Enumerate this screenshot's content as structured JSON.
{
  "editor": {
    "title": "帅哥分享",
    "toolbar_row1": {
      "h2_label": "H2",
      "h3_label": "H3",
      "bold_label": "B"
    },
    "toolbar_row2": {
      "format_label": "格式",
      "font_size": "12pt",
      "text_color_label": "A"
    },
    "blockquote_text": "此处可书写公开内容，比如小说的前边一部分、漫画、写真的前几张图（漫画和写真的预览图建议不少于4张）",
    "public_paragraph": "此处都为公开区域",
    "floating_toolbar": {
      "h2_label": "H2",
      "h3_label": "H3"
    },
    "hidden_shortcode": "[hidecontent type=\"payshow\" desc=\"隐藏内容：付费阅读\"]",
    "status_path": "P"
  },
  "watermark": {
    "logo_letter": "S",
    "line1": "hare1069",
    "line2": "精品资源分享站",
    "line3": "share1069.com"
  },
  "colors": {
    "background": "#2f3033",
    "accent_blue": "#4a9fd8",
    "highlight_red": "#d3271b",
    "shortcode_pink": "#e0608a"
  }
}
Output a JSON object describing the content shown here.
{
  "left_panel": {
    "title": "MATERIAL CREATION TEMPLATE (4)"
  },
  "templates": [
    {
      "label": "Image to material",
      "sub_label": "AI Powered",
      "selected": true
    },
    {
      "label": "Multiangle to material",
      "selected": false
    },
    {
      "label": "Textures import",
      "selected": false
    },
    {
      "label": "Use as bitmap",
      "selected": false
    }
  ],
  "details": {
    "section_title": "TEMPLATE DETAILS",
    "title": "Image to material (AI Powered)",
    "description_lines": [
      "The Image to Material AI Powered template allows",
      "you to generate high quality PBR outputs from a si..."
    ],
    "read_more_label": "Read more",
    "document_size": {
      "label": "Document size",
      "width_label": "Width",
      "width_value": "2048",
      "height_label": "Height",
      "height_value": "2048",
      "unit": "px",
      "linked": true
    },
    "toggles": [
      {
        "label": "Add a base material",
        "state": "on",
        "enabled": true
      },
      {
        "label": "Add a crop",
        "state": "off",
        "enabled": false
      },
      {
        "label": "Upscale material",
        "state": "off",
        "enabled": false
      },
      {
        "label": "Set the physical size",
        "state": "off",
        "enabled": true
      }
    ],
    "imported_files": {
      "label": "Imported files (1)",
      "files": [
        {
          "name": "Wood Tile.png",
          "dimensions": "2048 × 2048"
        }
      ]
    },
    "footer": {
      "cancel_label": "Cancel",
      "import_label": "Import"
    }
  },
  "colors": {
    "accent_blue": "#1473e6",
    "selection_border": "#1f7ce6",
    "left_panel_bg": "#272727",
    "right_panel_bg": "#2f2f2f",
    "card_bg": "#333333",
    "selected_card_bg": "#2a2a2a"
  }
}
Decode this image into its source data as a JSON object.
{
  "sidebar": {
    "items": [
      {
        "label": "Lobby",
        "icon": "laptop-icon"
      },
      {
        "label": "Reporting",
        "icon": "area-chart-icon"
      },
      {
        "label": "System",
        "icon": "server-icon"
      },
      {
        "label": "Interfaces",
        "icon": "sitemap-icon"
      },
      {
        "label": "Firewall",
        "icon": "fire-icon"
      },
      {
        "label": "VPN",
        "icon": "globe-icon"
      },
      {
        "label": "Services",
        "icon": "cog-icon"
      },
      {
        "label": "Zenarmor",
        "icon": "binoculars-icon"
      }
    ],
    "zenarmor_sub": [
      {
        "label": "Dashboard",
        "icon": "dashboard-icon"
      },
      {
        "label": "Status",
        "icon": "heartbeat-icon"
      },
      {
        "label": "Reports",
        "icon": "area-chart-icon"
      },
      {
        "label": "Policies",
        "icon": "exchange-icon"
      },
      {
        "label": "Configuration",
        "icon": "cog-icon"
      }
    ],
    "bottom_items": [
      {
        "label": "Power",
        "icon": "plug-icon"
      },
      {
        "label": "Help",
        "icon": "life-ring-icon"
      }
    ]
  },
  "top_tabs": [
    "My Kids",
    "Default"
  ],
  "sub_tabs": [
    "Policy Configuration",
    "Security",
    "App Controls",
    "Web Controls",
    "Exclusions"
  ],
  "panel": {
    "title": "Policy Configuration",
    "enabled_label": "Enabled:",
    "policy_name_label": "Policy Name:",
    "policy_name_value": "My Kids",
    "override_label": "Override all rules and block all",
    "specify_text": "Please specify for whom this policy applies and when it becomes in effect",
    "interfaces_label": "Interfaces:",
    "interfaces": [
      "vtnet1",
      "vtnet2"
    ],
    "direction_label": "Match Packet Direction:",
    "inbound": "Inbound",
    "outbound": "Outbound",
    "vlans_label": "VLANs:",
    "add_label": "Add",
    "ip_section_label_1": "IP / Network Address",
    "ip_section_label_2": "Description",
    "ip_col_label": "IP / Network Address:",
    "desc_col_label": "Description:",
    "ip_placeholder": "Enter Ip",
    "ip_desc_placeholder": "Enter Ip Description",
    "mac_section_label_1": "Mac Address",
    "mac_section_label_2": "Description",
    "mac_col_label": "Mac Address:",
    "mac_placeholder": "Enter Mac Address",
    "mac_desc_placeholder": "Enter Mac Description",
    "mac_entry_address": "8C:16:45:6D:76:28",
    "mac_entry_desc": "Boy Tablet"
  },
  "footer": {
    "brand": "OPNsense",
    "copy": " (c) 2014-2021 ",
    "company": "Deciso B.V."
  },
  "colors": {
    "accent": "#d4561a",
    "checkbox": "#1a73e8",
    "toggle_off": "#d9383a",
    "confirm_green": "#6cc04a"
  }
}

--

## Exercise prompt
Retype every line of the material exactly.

## Answer to this task
Enumerate this screenshot's content as structured JSON.
{
  "editor": {
    "title": "帅哥分享",
    "toolbar_row1": {
      "h2_label": "H2",
      "h3_label": "H3",
      "bold_label": "B"
    },
    "toolbar_row2": {
      "format_label": "格式",
      "font_size": "12pt",
      "text_color_label": "A"
    },
    "blockquote_text": "此处可书写公开内容，比如小说的前边一部分、漫画、写真的前几张图（漫画和写真的预览图建议不少于4张）",
    "public_paragraph": "此处都为公开区域",
    "floating_toolbar": {
      "h2_label": "H2",
      "h3_label": "H3"
    },
    "hidden_shortcode": "[hidecontent type=\"payshow\" desc=\"隐藏内容：付费阅读\"]",
    "status_path": "P"
  },
  "watermark": {
    "logo_letter": "S",
    "line1": "hare1069",
    "line2": "精品资源分享站",
    "line3": "share1069.com"
  },
  "colors": {
    "background": "#2f3033",
    "accent_blue": "#4a9fd8",
    "highlight_red": "#d3271b",
    "shortcode_pink": "#e0608a"
  }
}
Output a JSON object describing the content shown here.
{
  "left_panel": {
    "title": "MATERIAL CREATION TEMPLATE (4)"
  },
  "templates": [
    {
      "label": "Image to material",
      "sub_label": "AI Powered",
      "selected": true
    },
    {
      "label": "Multiangle to material",
      "selected": false
    },
    {
      "label": "Textures import",
      "selected": false
    },
    {
      "label": "Use as bitmap",
      "selected": false
    }
  ],
  "details": {
    "section_title": "TEMPLATE DETAILS",
    "title": "Image to material (AI Powered)",
    "description_lines": [
      "The Image to Material AI Powered template allows",
      "you to generate high quality PBR outputs from a si..."
    ],
    "read_more_label": "Read more",
    "document_size": {
      "label": "Document size",
      "width_label": "Width",
      "width_value": "2048",
      "height_label": "Height",
      "height_value": "2048",
      "unit": "px",
      "linked": true
    },
    "toggles": [
      {
        "label": "Add a base material",
        "state": "on",
        "enabled": true
      },
      {
        "label": "Add a crop",
        "state": "off",
        "enabled": false
      },
      {
        "label": "Upscale material",
        "state": "off",
        "enabled": false
      },
      {
        "label": "Set the physical size",
        "state": "off",
        "enabled": true
      }
    ],
    "imported_files": {
      "label": "Imported files (1)",
      "files": [
        {
          "name": "Wood Tile.png",
          "dimensions": "2048 × 2048"
        }
      ]
    },
    "footer": {
      "cancel_label": "Cancel",
      "import_label": "Import"
    }
  },
  "colors": {
    "accent_blue": "#1473e6",
    "selection_border": "#1f7ce6",
    "left_panel_bg": "#272727",
    "right_panel_bg": "#2f2f2f",
    "card_bg": "#333333",
    "selected_card_bg": "#2a2a2a"
  }
}
Decode this image into its source data as a JSON object.
{
  "sidebar": {
    "items": [
      {
        "label": "Lobby",
        "icon": "laptop-icon"
      },
      {
        "label": "Reporting",
        "icon": "area-chart-icon"
      },
      {
        "label": "System",
        "icon": "server-icon"
      },
      {
        "label": "Interfaces",
        "icon": "sitemap-icon"
      },
      {
        "label": "Firewall",
        "icon": "fire-icon"
      },
      {
        "label": "VPN",
        "icon": "globe-icon"
      },
      {
        "label": "Services",
        "icon": "cog-icon"
      },
      {
        "label": "Zenarmor",
        "icon": "binoculars-icon"
      }
    ],
    "zenarmor_sub": [
      {
        "label": "Dashboard",
        "icon": "dashboard-icon"
      },
      {
        "label": "Status",
        "icon": "heartbeat-icon"
      },
      {
        "label": "Reports",
        "icon": "area-chart-icon"
      },
      {
        "label": "Policies",
        "icon": "exchange-icon"
      },
      {
        "label": "Configuration",
        "icon": "cog-icon"
      }
    ],
    "bottom_items": [
      {
        "label": "Power",
        "icon": "plug-icon"
      },
      {
        "label": "Help",
        "icon": "life-ring-icon"
      }
    ]
  },
  "top_tabs": [
    "My Kids",
    "Default"
  ],
  "sub_tabs": [
    "Policy Configuration",
    "Security",
    "App Controls",
    "Web Controls",
    "Exclusions"
  ],
  "panel": {
    "title": "Policy Configuration",
    "enabled_label": "Enabled:",
    "policy_name_label": "Policy Name:",
    "policy_name_value": "My Kids",
    "override_label": "Override all rules and block all",
    "specify_text": "Please specify for whom this policy applies and when it becomes in effect",
    "interfaces_label": "Interfaces:",
    "interfaces": [
      "vtnet1",
      "vtnet2"
    ],
    "direction_label": "Match Packet Direction:",
    "inbound": "Inbound",
    "outbound": "Outbound",
    "vlans_label": "VLANs:",
    "add_label": "Add",
    "ip_section_label_1": "IP / Network Address",
    "ip_section_label_2": "Description",
    "ip_col_label": "IP / Network Address:",
    "desc_col_label": "Description:",
    "ip_placeholder": "Enter Ip",
    "ip_desc_placeholder": "Enter Ip Description",
    "mac_section_label_1": "Mac Address",
    "mac_section_label_2": "Description",
    "mac_col_label": "Mac Address:",
    "mac_placeholder": "Enter Mac Address",
    "mac_desc_placeholder": "Enter Mac Description",
    "mac_entry_address": "8C:16:45:6D:76:28",
    "mac_entry_desc": "Boy Tablet"
  },
  "footer": {
    "brand": "OPNsense",
    "copy": " (c) 2014-2021 ",
    "company": "Deciso B.V."
  },
  "colors": {
    "accent": "#d4561a",
    "checkbox": "#1a73e8",
    "toggle_off": "#d9383a",
    "confirm_green": "#6cc04a"
  }
}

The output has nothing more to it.